◆ Records shown:
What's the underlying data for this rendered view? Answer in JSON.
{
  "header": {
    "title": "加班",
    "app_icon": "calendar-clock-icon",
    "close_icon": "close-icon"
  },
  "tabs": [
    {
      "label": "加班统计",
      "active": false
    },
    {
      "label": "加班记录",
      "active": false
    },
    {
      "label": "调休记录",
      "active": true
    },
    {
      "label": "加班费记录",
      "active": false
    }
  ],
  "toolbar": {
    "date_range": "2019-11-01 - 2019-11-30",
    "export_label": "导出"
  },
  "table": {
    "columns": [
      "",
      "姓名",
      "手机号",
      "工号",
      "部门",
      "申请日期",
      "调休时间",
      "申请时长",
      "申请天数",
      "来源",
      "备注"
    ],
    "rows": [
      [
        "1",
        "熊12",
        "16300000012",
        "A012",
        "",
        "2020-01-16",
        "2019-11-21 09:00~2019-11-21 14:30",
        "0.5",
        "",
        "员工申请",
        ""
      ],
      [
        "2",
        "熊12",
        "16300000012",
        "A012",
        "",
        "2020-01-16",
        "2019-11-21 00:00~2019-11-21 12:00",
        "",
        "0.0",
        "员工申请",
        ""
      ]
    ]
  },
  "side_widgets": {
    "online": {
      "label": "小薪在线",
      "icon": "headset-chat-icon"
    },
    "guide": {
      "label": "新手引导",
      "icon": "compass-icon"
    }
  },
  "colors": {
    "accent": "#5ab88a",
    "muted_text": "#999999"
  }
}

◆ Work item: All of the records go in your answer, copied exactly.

◆ Completed exercise:
What's the underlying data for this rendered view? Answer in JSON.
{
  "header": {
    "title": "加班",
    "app_icon": "calendar-clock-icon",
    "close_icon": "close-icon"
  },
  "tabs": [
    {
      "label": "加班统计",
      "active": false
    },
    {
      "label": "加班记录",
      "active": false
    },
    {
      "label": "调休记录",
      "active": true
    },
    {
      "label": "加班费记录",
      "active": false
    }
  ],
  "toolbar": {
    "date_range": "2019-11-01 - 2019-11-30",
    "export_label": "导出"
  },
  "table": {
    "columns": [
      "",
      "姓名",
      "手机号",
      "工号",
      "部门",
      "申请日期",
      "调休时间",
      "申请时长",
      "申请天数",
      "来源",
      "备注"
    ],
    "rows": [
      [
        "1",
        "熊12",
        "16300000012",
        "A012",
        "",
        "2020-01-16",
        "2019-11-21 09:00~2019-11-21 14:30",
        "0.5",
        "",
        "员工申请",
        ""
      ],
      [
        "2",
        "熊12",
        "16300000012",
        "A012",
        "",
        "2020-01-16",
        "2019-11-21 00:00~2019-11-21 12:00",
        "",
        "0.0",
        "员工申请",
        ""
      ]
    ]
  },
  "side_widgets": {
    "online": {
      "label": "小薪在线",
      "icon": "headset-chat-icon"
    },
    "guide": {
      "label": "新手引导",
      "icon": "compass-icon"
    }
  },
  "colors": {
    "accent": "#5ab88a",
    "muted_text": "#999999"
  }
}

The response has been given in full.